A year ago I analyzed how many built-in apps in iOS 10.1 and macOS 10.12 were using Swift: Apple’s use of Swift in iOS 10.1 and macOS 10.12.
How many built-in apps are using Swift in iOS 11.1 and macOS 10.13.1? Let’s find it out!
/usr/lib/libMobileGestalt.dylib is a private library which provides an API to retrieve the capabilities of the iOS device, as well as some runtime information: system version, build version, device type, current status of the airplane mode, …
Ian Beer did an incredible work with his iOS 10.1.1 exploit. The mach_portal proof of concept gives you a root shell on iOS 10.1.1. You can read more about it here:
While playing with it, I discovered that the amfid patch was only supporting thin arm64 binaries. I did not find a fix online so here is my solution.

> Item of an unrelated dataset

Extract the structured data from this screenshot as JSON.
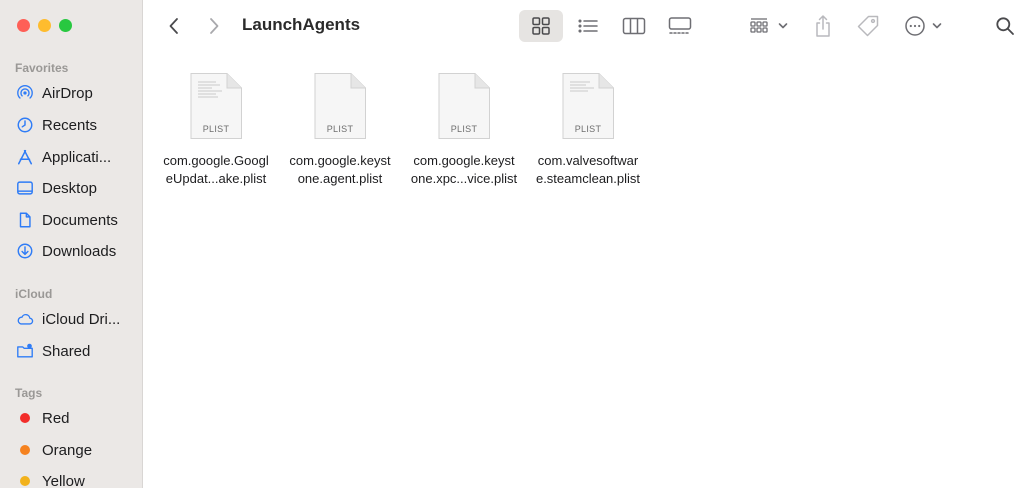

Apple introduced in iOS 7.0.3 a setting to reduce motion ( http://support.apple.com/kb/HT5595 ) : Settings -> General -> Accessibility -> Reduce Motion
Sadly there is no public API to know if the user enabled “Reduce motion”.
In a previous post I explained how to detect if an app runs in a 32-bit or 64-bit iOS Simulator. It was not explaining how to detect if an iOS app runs on a 32-bit or 64-bit iOS device. This post aims at giving a generic method that can detect all cases:
With Xcode 5, it is now possible to compile an application for armv7 and/or arm64.
You can compile an application as 32-bit and/or as 64-bit and you can run this application in a 32-bit or 64-bit iOS Simulator: